▶ _Input for this task_

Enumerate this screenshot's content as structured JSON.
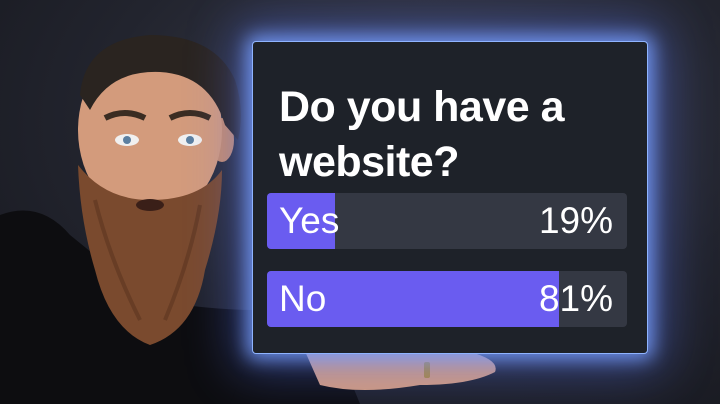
{
  "poll": {
    "question": "Do you have a website?",
    "options": [
      {
        "label": "Yes",
        "percent_text": "19%",
        "fill_fraction": 0.19
      },
      {
        "label": "No",
        "percent_text": "81%",
        "fill_fraction": 0.81
      }
    ]
  },
  "colors": {
    "bar_fill": "#6a5cf0",
    "bar_track": "#343843",
    "card_bg": "#1e2229",
    "glow": "#8fb4ff"
  }
}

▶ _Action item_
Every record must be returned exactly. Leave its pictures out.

▶ _Answer section_
Enumerate this screenshot's content as structured JSON.
{
  "poll": {
    "question": "Do you have a website?",
    "options": [
      {
        "label": "Yes",
        "percent_text": "19%",
        "fill_fraction": 0.19
      },
      {
        "label": "No",
        "percent_text": "81%",
        "fill_fraction": 0.81
      }
    ]
  },
  "colors": {
    "bar_fill": "#6a5cf0",
    "bar_track": "#343843",
    "card_bg": "#1e2229",
    "glow": "#8fb4ff"
  }
}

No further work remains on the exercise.